* YOUR INSTRUCTIONS *
Set down every line below, word for word.

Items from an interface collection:

::::

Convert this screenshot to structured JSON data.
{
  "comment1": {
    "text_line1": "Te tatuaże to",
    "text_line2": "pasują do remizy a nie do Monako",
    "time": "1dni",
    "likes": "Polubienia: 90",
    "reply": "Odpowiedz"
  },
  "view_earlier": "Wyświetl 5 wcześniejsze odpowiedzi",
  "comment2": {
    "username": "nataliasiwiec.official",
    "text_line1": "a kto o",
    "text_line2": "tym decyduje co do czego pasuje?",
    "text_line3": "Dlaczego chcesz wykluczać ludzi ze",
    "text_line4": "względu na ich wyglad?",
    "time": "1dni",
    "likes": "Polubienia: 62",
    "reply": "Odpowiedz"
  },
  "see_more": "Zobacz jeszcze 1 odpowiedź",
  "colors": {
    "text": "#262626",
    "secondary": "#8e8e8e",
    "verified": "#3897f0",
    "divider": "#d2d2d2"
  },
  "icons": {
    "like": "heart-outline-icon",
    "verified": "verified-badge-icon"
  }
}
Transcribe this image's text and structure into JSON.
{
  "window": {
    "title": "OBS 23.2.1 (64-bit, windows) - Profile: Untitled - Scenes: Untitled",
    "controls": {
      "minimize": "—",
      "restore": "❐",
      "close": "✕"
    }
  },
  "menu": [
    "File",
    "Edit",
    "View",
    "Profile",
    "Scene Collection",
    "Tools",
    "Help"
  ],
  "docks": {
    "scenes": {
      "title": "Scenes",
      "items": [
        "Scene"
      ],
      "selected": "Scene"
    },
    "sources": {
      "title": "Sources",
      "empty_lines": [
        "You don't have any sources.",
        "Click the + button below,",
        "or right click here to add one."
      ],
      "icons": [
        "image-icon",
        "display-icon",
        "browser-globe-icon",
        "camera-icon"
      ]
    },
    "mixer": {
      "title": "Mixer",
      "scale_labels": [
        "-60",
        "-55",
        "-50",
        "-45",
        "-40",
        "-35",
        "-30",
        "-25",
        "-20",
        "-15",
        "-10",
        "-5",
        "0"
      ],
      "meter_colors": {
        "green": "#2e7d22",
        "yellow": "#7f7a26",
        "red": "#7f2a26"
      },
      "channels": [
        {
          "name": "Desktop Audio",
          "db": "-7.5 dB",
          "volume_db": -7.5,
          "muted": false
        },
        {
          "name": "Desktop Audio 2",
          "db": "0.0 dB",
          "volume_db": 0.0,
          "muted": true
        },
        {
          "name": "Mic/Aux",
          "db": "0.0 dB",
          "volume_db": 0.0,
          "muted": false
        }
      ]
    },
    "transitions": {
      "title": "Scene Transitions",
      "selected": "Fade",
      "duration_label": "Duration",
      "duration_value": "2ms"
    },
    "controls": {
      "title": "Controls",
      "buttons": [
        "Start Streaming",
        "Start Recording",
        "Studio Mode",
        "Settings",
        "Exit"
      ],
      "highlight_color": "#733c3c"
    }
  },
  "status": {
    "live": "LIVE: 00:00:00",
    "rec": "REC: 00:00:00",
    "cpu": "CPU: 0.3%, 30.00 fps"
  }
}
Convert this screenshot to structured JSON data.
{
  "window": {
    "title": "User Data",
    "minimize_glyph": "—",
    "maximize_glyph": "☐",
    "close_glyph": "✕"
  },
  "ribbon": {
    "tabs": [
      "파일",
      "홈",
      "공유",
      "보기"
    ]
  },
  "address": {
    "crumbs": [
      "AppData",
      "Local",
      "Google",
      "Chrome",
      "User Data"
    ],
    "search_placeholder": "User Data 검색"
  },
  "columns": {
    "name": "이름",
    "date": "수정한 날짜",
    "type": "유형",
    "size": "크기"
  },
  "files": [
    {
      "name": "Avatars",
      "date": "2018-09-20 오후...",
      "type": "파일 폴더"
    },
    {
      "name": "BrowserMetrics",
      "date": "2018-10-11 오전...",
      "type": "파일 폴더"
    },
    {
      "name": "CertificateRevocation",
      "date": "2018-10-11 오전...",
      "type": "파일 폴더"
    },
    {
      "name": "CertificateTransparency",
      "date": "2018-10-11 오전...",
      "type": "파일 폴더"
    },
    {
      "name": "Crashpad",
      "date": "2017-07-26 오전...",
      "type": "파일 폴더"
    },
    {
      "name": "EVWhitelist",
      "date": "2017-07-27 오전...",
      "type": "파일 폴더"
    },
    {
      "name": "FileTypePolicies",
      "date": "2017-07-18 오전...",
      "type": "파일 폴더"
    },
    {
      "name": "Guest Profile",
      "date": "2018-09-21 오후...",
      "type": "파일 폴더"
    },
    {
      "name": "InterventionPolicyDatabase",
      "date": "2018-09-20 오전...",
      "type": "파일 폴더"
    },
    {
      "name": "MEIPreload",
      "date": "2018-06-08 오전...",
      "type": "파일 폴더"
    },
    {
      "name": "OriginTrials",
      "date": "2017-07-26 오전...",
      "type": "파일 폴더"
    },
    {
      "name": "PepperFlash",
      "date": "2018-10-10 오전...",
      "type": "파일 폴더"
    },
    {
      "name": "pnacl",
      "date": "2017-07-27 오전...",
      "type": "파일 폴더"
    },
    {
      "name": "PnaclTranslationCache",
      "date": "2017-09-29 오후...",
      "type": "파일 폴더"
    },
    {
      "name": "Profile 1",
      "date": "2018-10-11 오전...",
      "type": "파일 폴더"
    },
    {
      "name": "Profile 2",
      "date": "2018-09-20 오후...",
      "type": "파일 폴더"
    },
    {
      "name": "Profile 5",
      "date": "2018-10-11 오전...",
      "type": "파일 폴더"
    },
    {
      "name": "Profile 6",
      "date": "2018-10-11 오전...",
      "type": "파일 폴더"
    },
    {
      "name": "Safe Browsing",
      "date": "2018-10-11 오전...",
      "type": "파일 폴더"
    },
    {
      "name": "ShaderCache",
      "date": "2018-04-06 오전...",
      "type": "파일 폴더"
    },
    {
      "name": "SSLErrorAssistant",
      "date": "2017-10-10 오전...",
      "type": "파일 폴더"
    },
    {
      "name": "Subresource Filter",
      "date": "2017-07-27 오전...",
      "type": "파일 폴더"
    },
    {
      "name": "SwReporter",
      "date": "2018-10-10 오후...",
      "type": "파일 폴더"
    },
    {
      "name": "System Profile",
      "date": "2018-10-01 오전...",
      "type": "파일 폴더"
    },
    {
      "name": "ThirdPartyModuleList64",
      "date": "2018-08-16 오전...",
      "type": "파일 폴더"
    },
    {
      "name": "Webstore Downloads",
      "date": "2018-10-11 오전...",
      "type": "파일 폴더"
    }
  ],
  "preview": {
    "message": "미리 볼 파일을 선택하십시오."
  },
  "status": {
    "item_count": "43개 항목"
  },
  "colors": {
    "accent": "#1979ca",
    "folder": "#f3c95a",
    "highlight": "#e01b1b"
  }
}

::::

* OUTPUT FOR THIS TASK *
Convert this screenshot to structured JSON data.
{
  "comment1": {
    "text_line1": "Te tatuaże to",
    "text_line2": "pasują do remizy a nie do Monako",
    "time": "1dni",
    "likes": "Polubienia: 90",
    "reply": "Odpowiedz"
  },
  "view_earlier": "Wyświetl 5 wcześniejsze odpowiedzi",
  "comment2": {
    "username": "nataliasiwiec.official",
    "text_line1": "a kto o",
    "text_line2": "tym decyduje co do czego pasuje?",
    "text_line3": "Dlaczego chcesz wykluczać ludzi ze",
    "text_line4": "względu na ich wyglad?",
    "time": "1dni",
    "likes": "Polubienia: 62",
    "reply": "Odpowiedz"
  },
  "see_more": "Zobacz jeszcze 1 odpowiedź",
  "colors": {
    "text": "#262626",
    "secondary": "#8e8e8e",
    "verified": "#3897f0",
    "divider": "#d2d2d2"
  },
  "icons": {
    "like": "heart-outline-icon",
    "verified": "verified-badge-icon"
  }
}
Transcribe this image's text and structure into JSON.
{
  "window": {
    "title": "OBS 23.2.1 (64-bit, windows) - Profile: Untitled - Scenes: Untitled",
    "controls": {
      "minimize": "—",
      "restore": "❐",
      "close": "✕"
    }
  },
  "menu": [
    "File",
    "Edit",
    "View",
    "Profile",
    "Scene Collection",
    "Tools",
    "Help"
  ],
  "docks": {
    "scenes": {
      "title": "Scenes",
      "items": [
        "Scene"
      ],
      "selected": "Scene"
    },
    "sources": {
      "title": "Sources",
      "empty_lines": [
        "You don't have any sources.",
        "Click the + button below,",
        "or right click here to add one."
      ],
      "icons": [
        "image-icon",
        "display-icon",
        "browser-globe-icon",
        "camera-icon"
      ]
    },
    "mixer": {
      "title": "Mixer",
      "scale_labels": [
        "-60",
        "-55",
        "-50",
        "-45",
        "-40",
        "-35",
        "-30",
        "-25",
        "-20",
        "-15",
        "-10",
        "-5",
        "0"
      ],
      "meter_colors": {
        "green": "#2e7d22",
        "yellow": "#7f7a26",
        "red": "#7f2a26"
      },
      "channels": [
        {
          "name": "Desktop Audio",
          "db": "-7.5 dB",
          "volume_db": -7.5,
          "muted": false
        },
        {
          "name": "Desktop Audio 2",
          "db": "0.0 dB",
          "volume_db": 0.0,
          "muted": true
        },
        {
          "name": "Mic/Aux",
          "db": "0.0 dB",
          "volume_db": 0.0,
          "muted": false
        }
      ]
    },
    "transitions": {
      "title": "Scene Transitions",
      "selected": "Fade",
      "duration_label": "Duration",
      "duration_value": "2ms"
    },
    "controls": {
      "title": "Controls",
      "buttons": [
        "Start Streaming",
        "Start Recording",
        "Studio Mode",
        "Settings",
        "Exit"
      ],
      "highlight_color": "#733c3c"
    }
  },
  "status": {
    "live": "LIVE: 00:00:00",
    "rec": "REC: 00:00:00",
    "cpu": "CPU: 0.3%, 30.00 fps"
  }
}
Convert this screenshot to structured JSON data.
{
  "window": {
    "title": "User Data",
    "minimize_glyph": "—",
    "maximize_glyph": "☐",
    "close_glyph": "✕"
  },
  "ribbon": {
    "tabs": [
      "파일",
      "홈",
      "공유",
      "보기"
    ]
  },
  "address": {
    "crumbs": [
      "AppData",
      "Local",
      "Google",
      "Chrome",
      "User Data"
    ],
    "search_placeholder": "User Data 검색"
  },
  "columns": {
    "name": "이름",
    "date": "수정한 날짜",
    "type": "유형",
    "size": "크기"
  },
  "files": [
    {
      "name": "Avatars",
      "date": "2018-09-20 오후...",
      "type": "파일 폴더"
    },
    {
      "name": "BrowserMetrics",
      "date": "2018-10-11 오전...",
      "type": "파일 폴더"
    },
    {
      "name": "CertificateRevocation",
      "date": "2018-10-11 오전...",
      "type": "파일 폴더"
    },
    {
      "name": "CertificateTransparency",
      "date": "2018-10-11 오전...",
      "type": "파일 폴더"
    },
    {
      "name": "Crashpad",
      "date": "2017-07-26 오전...",
      "type": "파일 폴더"
    },
    {
      "name": "EVWhitelist",
      "date": "2017-07-27 오전...",
      "type": "파일 폴더"
    },
    {
      "name": "FileTypePolicies",
      "date": "2017-07-18 오전...",
      "type": "파일 폴더"
    },
    {
      "name": "Guest Profile",
      "date": "2018-09-21 오후...",
      "type": "파일 폴더"
    },
    {
      "name": "InterventionPolicyDatabase",
      "date": "2018-09-20 오전...",
      "type": "파일 폴더"
    },
    {
      "name": "MEIPreload",
      "date": "2018-06-08 오전...",
      "type": "파일 폴더"
    },
    {
      "name": "OriginTrials",
      "date": "2017-07-26 오전...",
      "type": "파일 폴더"
    },
    {
      "name": "PepperFlash",
      "date": "2018-10-10 오전...",
      "type": "파일 폴더"
    },
    {
      "name": "pnacl",
      "date": "2017-07-27 오전...",
      "type": "파일 폴더"
    },
    {
      "name": "PnaclTranslationCache",
      "date": "2017-09-29 오후...",
      "type": "파일 폴더"
    },
    {
      "name": "Profile 1",
      "date": "2018-10-11 오전...",
      "type": "파일 폴더"
    },
    {
      "name": "Profile 2",
      "date": "2018-09-20 오후...",
      "type": "파일 폴더"
    },
    {
      "name": "Profile 5",
      "date": "2018-10-11 오전...",
      "type": "파일 폴더"
    },
    {
      "name": "Profile 6",
      "date": "2018-10-11 오전...",
      "type": "파일 폴더"
    },
    {
      "name": "Safe Browsing",
      "date": "2018-10-11 오전...",
      "type": "파일 폴더"
    },
    {
      "name": "ShaderCache",
      "date": "2018-04-06 오전...",
      "type": "파일 폴더"
    },
    {
      "name": "SSLErrorAssistant",
      "date": "2017-10-10 오전...",
      "type": "파일 폴더"
    },
    {
      "name": "Subresource Filter",
      "date": "2017-07-27 오전...",
      "type": "파일 폴더"
    },
    {
      "name": "SwReporter",
      "date": "2018-10-10 오후...",
      "type": "파일 폴더"
    },
    {
      "name": "System Profile",
      "date": "2018-10-01 오전...",
      "type": "파일 폴더"
    },
    {
      "name": "ThirdPartyModuleList64",
      "date": "2018-08-16 오전...",
      "type": "파일 폴더"
    },
    {
      "name": "Webstore Downloads",
      "date": "2018-10-11 오전...",
      "type": "파일 폴더"
    }
  ],
  "preview": {
    "message": "미리 볼 파일을 선택하십시오."
  },
  "status": {
    "item_count": "43개 항목"
  },
  "colors": {
    "accent": "#1979ca",
    "folder": "#f3c95a",
    "highlight": "#e01b1b"
  }
}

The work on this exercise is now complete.